It is in that mixed spirit of fear and fascination that we have assembled our chapter-by-chapter tour of hell. This work isn't intended as a soberly academic one. And it's not a heavy-duty study of comparative religion. Our goal has been to offer up a layperson's look at the way hell has been imagined and reimagined over time, and across cultures and religions. The work also takes a look at the way hell has been able to serve seemingly contradictory roles, as both the scariest after-earth destination imaginable for human souls, and as one of the deepest and richest sources of art and entertainment for those very same souls while they're still earthbound. We've tried to balance a fairly thorough examination of hell's religious history with a more playful look at its shifting significance as a fixture of pop culture around the globe and through the centuries.
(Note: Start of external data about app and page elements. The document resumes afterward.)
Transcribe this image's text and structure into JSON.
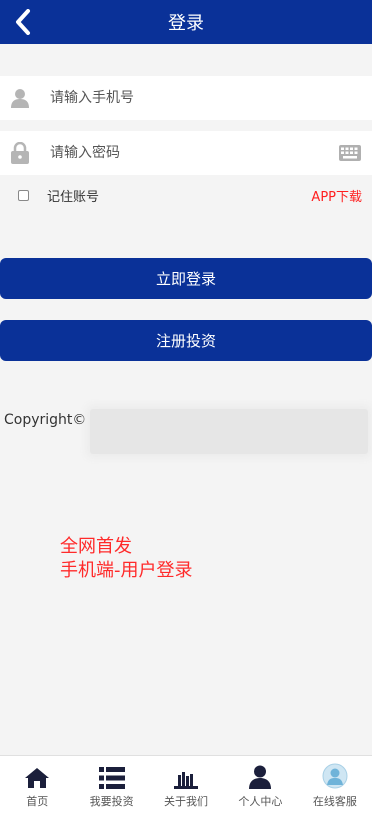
{
  "header": {
    "title": "登录",
    "back_icon": "chevron-left-icon"
  },
  "form": {
    "phone_placeholder": "请输入手机号",
    "password_placeholder": "请输入密码",
    "remember_label": "记住账号",
    "app_download_label": "APP下载"
  },
  "buttons": {
    "login_label": "立即登录",
    "register_label": "注册投资"
  },
  "footer": {
    "copyright_label": "Copyright©"
  },
  "promo": {
    "line1": "全网首发",
    "line2": "手机端-用户登录"
  },
  "tabbar": {
    "items": [
      {
        "label": "首页",
        "icon": "home-icon"
      },
      {
        "label": "我要投资",
        "icon": "list-icon"
      },
      {
        "label": "关于我们",
        "icon": "bookshelf-icon"
      },
      {
        "label": "个人中心",
        "icon": "user-icon"
      },
      {
        "label": "在线客服",
        "icon": "support-avatar-icon"
      }
    ]
  },
  "colors": {
    "brand": "#0a3198",
    "accent_red": "#ff1f1f",
    "background": "#f4f4f4"
  }
}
As a part of our look at hell's heated presence in pop culture, we've included throughout the book some segments titled "My Hell." These are varied, brief, personal thoughts on hell's makeup, drawn from our interviews with a mix of creative folks from the worlds of film, television, books, music, and academia (and ranging from the generally beloved to the decidedly controversial). Their responses are meant to play off a larger point: Our world's ongoing, unsettled religious and philosophical debates on the nature of hell indicate that the place below might still be considered a work in progress, continually reshaped, restoked, and reconsidered by all humans still interested in pondering life's imponderables.
To be honest, for those with a devout sense of faith, this book may be entirely beside the point. If a believer already has a strong sense of the singular truth, the last thing he or she needs is a postmodern, pan-religious, omnicultural history of hell to muck things up. And yet that history is out there, dynamic and undeniable, and we feel it is a history worthy of at least some investigation. It is a strange, eventful history that is by turns grand, fearsome, comic, mortifying, and always wickedly compelling. In laying out our look at hell, we've attempted to stay true to the blend of tragedy and comedy that has marked discussions of the place since such discussions began millennia ago. It has been our sincere desire to do justice to the seriousness of the subject, while acknowledging that hell is a subject that mortals have not always taken so seriously.
With the understanding of just how remarkable, significant, and influential a place hell is, the intention of Go to Hell is not to dismiss the netherworld, but to illuminate it just a bit. The hope has been to create a book that's engagingly readable, rather than one that's simply damnable.
Copyright © 2005 by Chuck Crisafulli and Kyra Thompson